Your instructions:
Review the material and extract every line in which the word "Device" occurs.

Available data:

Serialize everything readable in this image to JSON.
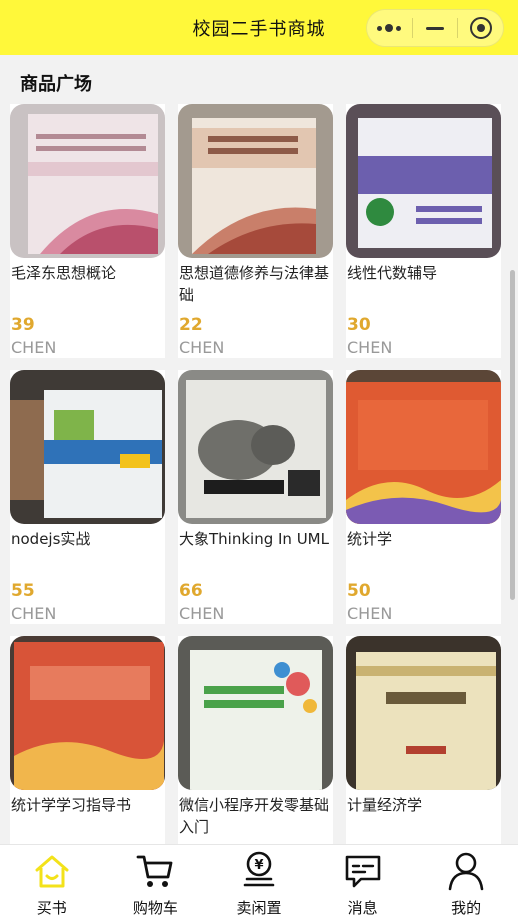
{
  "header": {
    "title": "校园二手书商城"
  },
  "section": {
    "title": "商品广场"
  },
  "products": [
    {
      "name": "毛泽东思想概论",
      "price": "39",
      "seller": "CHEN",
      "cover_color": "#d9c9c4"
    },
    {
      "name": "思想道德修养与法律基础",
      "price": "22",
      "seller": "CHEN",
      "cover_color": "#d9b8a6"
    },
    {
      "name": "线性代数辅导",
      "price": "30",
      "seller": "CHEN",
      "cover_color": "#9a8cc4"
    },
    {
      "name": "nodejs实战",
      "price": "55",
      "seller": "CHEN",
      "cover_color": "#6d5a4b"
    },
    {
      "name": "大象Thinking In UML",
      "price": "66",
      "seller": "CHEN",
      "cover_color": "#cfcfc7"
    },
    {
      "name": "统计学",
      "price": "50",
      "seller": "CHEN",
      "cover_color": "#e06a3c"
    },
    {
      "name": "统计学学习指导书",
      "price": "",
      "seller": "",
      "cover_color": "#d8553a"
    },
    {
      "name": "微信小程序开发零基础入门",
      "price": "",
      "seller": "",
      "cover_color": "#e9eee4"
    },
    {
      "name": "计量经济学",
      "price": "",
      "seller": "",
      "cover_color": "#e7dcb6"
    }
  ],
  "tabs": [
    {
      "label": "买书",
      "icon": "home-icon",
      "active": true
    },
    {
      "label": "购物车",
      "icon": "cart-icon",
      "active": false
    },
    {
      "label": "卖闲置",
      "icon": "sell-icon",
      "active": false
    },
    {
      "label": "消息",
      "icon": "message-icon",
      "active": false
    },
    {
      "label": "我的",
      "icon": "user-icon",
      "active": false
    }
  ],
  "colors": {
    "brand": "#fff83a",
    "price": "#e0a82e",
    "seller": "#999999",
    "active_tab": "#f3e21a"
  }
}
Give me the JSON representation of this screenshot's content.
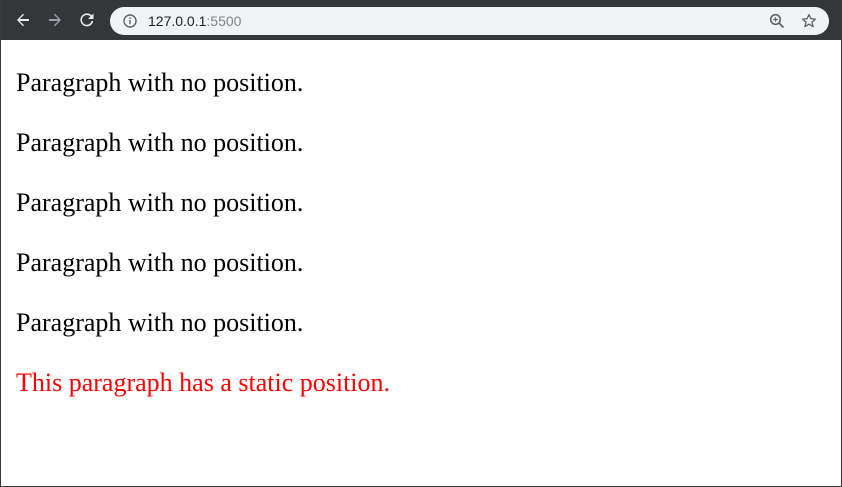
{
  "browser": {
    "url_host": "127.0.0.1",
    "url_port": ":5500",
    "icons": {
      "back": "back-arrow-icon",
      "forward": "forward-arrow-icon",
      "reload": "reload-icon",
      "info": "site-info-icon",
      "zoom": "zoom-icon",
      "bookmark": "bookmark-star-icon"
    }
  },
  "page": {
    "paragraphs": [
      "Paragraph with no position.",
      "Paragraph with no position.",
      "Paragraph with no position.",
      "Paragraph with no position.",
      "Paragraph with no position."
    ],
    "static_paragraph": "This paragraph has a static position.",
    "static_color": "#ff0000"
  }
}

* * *

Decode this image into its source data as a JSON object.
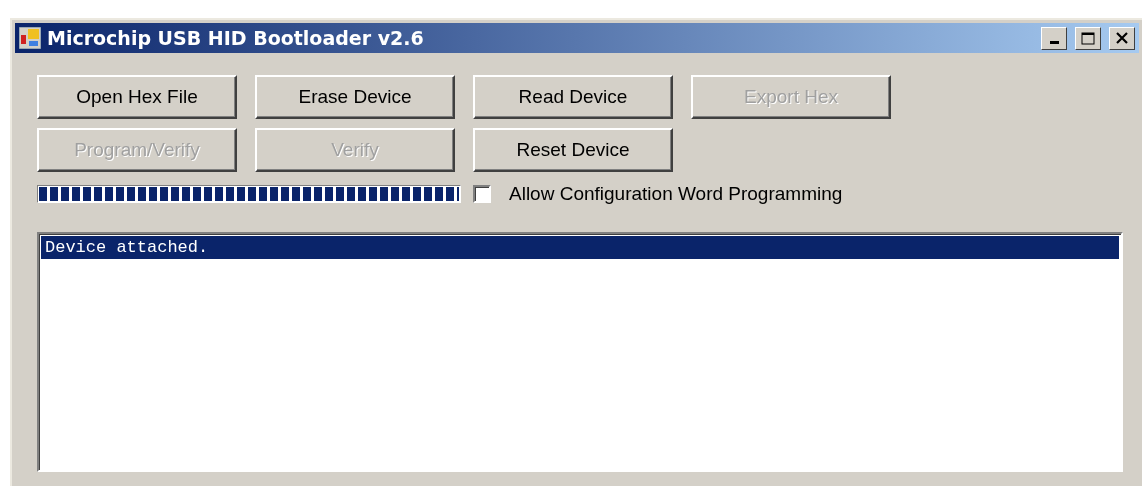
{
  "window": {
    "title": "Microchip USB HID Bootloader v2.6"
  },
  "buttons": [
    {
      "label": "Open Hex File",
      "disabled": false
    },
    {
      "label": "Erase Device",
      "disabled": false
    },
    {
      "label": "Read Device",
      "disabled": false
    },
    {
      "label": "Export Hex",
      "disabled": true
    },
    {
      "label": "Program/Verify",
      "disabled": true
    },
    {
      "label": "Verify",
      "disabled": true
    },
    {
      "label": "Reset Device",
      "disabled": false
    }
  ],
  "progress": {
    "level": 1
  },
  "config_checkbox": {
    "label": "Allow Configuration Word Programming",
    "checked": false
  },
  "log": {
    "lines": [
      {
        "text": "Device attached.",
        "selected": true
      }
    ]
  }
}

Answer for this exercise:
      "label": "Erase Device",
      "label": "Read Device",
      "label": "Reset Device",
        "text": "Device attached.",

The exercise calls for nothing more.